More than a month after free agency began, the Redskins and London Fletcher finally got a deal done. I figured that after a month of negotiations, the money would be lower than initially expected. I was wrong. Per Jason LaCanfora:
This was a weird situation for the Redskins. I think the world of London Fletcher. London Fletcher is so much more than just a player. He’s a leader. And not just “a leader” that fans like to call a leader because we see him on TV doing one of those pre-game “fire up the troops” speeches. He’s a true leader, by nothing more than the example he sets. Fletcher hasn’t missed a single game in his entire 14 year career. Including the playoffs, that’s 232 games. Think about that. A week ago, I put up the numbers for QB’s and how many games they’ve missed over their careers. Only one had over 100 consecutive starts at QB (Eli Manning with 119). And we’re talking about an inside linebacker here… a guy that’s taking on fullbacks in the hole, violently tackling running backs, and trying to avoid getting steamrolled by 320 lb. pulling guards. If you’re a 24 year old player and you’ve got a sore hammy, I’d have to imagine it would be pretty hard to look a guy like London Fletcher in the eye if you’re not doing everything you can to get back on the field.
Plus, (and of course this is kind of important too)… London Fletcher is still a good player.
But here’s the rub: Are the Redskins going to be realistic contenders to go to the Super Bowl this year? I mean… There’s a lot to be excited about with Robert Griffin III coming to town, but we can all probably agree that the Skins aren’t getting the faintest of whiffs of New Orleans in February, right? London Fletcher turns 37 in May. He has at least one year left of NFL service, maybe two, but almost certainly not 3 or more. I’ll allow you to connect the dots there.
Meanwhile, here is what some other ILB’s around the league signed for, with their contract details via NBC’s Rotoworld (in alphabetical order, with their respective ages when the season begins in parenthesis):
- Dan Connor (26): Signed a two-year, $6.5 million contract. The deal included a $2.7 million signing bonus. 2012: $800,000, 2013: $3 million, 2014: Free Agent
- David Hawthorne (27): Signed a five-year, $19 million contract. The deal included a $3.8 million signing bonus. 2012: $700,000, 2013: $1 million (+ $3 million roster bonus), 2014: $1 million (+ $1 million roster bonus), 2015: $2 million (+ $2.5 million roster bonus), 2016: $4 million, 2017: Free Agent
- Curtis Lofton (26): Signed a five-year, $27.5 million contract. The deal contains $7.8 million guaranteed — a $5 million signing bonus and each of Lofton’s first three base salaries. Another $6 million is available through escalators. Lofton is eligible for annual $100,000 workout bonuses in years four and five. 2012: $700,000, 2013: $1.1 million (+ $5 million roster bonus), 2014: $1 million (+ $2.2 million roster bonus), 2015: $2.4 million (+ $4.5 million roster bonus), 2016: $5.4 million, 2017: $6 million (Voidable Year), 2018: Free Agent
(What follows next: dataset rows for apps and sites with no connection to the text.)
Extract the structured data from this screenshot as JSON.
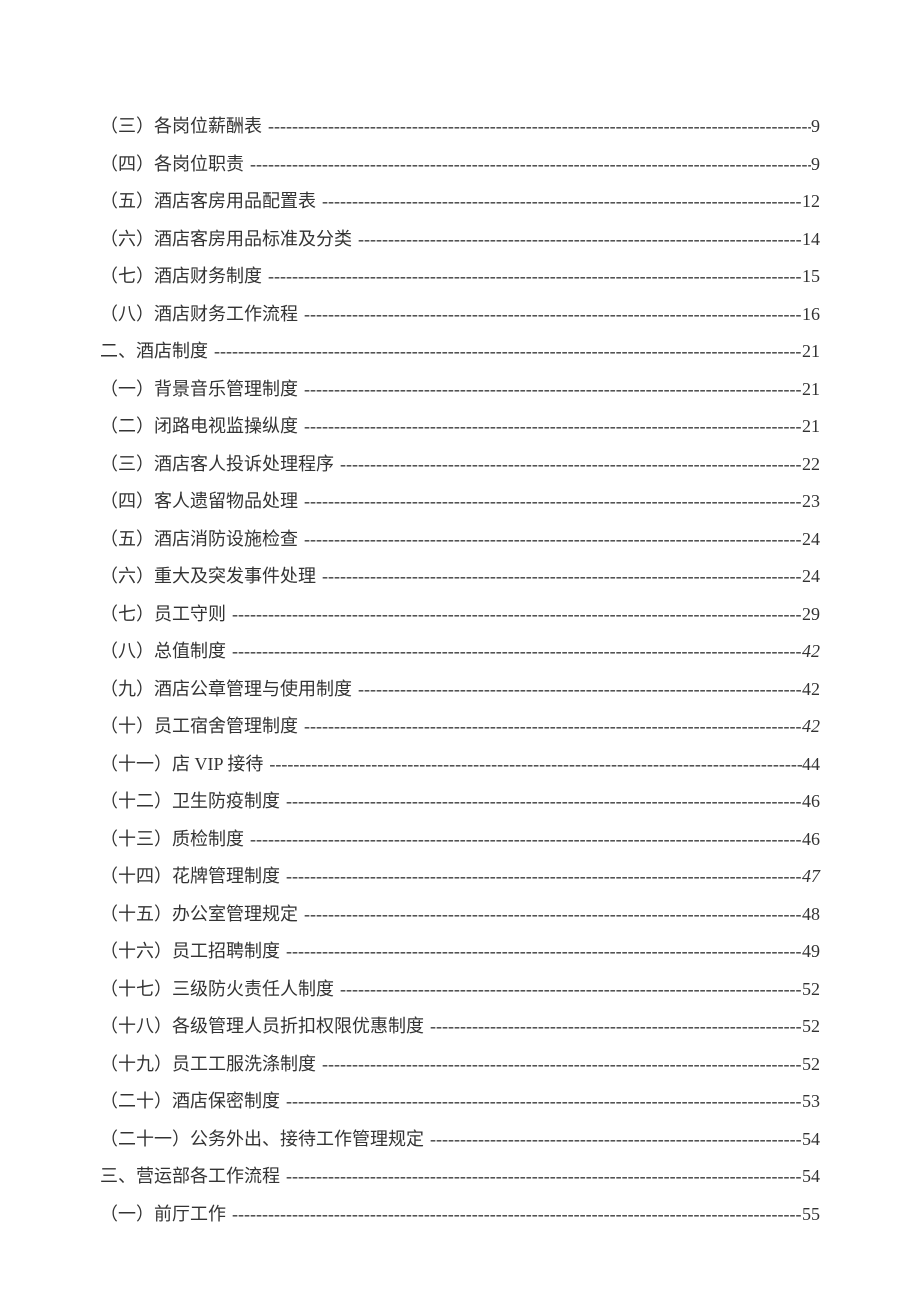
{
  "toc": [
    {
      "label": "（三）各岗位薪酬表",
      "page": "9",
      "italic": false
    },
    {
      "label": "（四）各岗位职责",
      "page": "9",
      "italic": false
    },
    {
      "label": "（五）酒店客房用品配置表",
      "page": "12",
      "italic": false
    },
    {
      "label": "（六）酒店客房用品标准及分类",
      "page": "14",
      "italic": false
    },
    {
      "label": "（七）酒店财务制度",
      "page": "15",
      "italic": false
    },
    {
      "label": "（八）酒店财务工作流程",
      "page": "16",
      "italic": false
    },
    {
      "label": "二、酒店制度",
      "page": "21",
      "italic": false
    },
    {
      "label": "（一）背景音乐管理制度",
      "page": "21",
      "italic": false
    },
    {
      "label": "（二）闭路电视监操纵度",
      "page": "21",
      "italic": false
    },
    {
      "label": "（三）酒店客人投诉处理程序",
      "page": "22",
      "italic": false
    },
    {
      "label": "（四）客人遗留物品处理",
      "page": "23",
      "italic": false
    },
    {
      "label": "（五）酒店消防设施检查",
      "page": "24",
      "italic": false
    },
    {
      "label": "（六）重大及突发事件处理",
      "page": "24",
      "italic": false
    },
    {
      "label": "（七）员工守则",
      "page": "29",
      "italic": false
    },
    {
      "label": "（八）总值制度",
      "page": "42",
      "italic": true
    },
    {
      "label": "（九）酒店公章管理与使用制度",
      "page": "42",
      "italic": false
    },
    {
      "label": "（十）员工宿舍管理制度",
      "page": "42",
      "italic": true
    },
    {
      "label": "（十一）店 VIP 接待",
      "page": "44",
      "italic": false
    },
    {
      "label": "（十二）卫生防疫制度",
      "page": "46",
      "italic": false
    },
    {
      "label": "（十三）质检制度",
      "page": "46",
      "italic": false
    },
    {
      "label": "（十四）花牌管理制度",
      "page": "47",
      "italic": true
    },
    {
      "label": "（十五）办公室管理规定",
      "page": "48",
      "italic": false
    },
    {
      "label": "（十六）员工招聘制度",
      "page": "49",
      "italic": false
    },
    {
      "label": "（十七）三级防火责任人制度",
      "page": "52",
      "italic": false
    },
    {
      "label": "（十八）各级管理人员折扣权限优惠制度",
      "page": "52",
      "italic": false
    },
    {
      "label": "（十九）员工工服洗涤制度",
      "page": "52",
      "italic": false
    },
    {
      "label": "（二十）酒店保密制度",
      "page": "53",
      "italic": false
    },
    {
      "label": "（二十一）公务外出、接待工作管理规定",
      "page": "54",
      "italic": false
    },
    {
      "label": "三、营运部各工作流程",
      "page": "54",
      "italic": false
    },
    {
      "label": "（一）前厅工作",
      "page": "55",
      "italic": false
    }
  ]
}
- Joe Mays (27): Signed a three-year, $12 million contract. The deal contains $4.5 million guaranteed, including a $500,000 signing bonus, all of Mays’ first-year salary, and $500,000 of his second-year salary. 2012: $3.5 million, 2013: $4 million, 2014: $3.5 million (+ $500,000 roster bonus), 2015: Free Agent
- Jameel McClain (27): Signed a three-year, $10.5 million contract. The deal included a $3.6 million signing bonus. 2012: $700,000, 2013: $3 million, 2014: $3.2 million, 2015: Free Agent
- Stephen Tulloch (27): Signed a five-year, $25.5 million contract. The deal contains $11.25 million guaranteed, including a $6.25 million signing bonus and all of Tulloch’s first two base salaries. 2012: $1.25 million, 2013: $3.5 million, 2014-2015: Under Contract, 2016: $5.5 million (+ $500,000 roster bonus), 2017: Free Agent
If you’ll notice, every LB on this list has a contract that is every bit as affordable as the contract London Fletcher just signed, and they’re all at least 10 years younger.
Would you rather be set up long term with a younger LB that can grow with the team and still be around when the team is ready to seriously compete, or are Fletcher’s short term leadership intangibles really that important?
I’m not really sure where I stand on this one, even with zero emotion invested.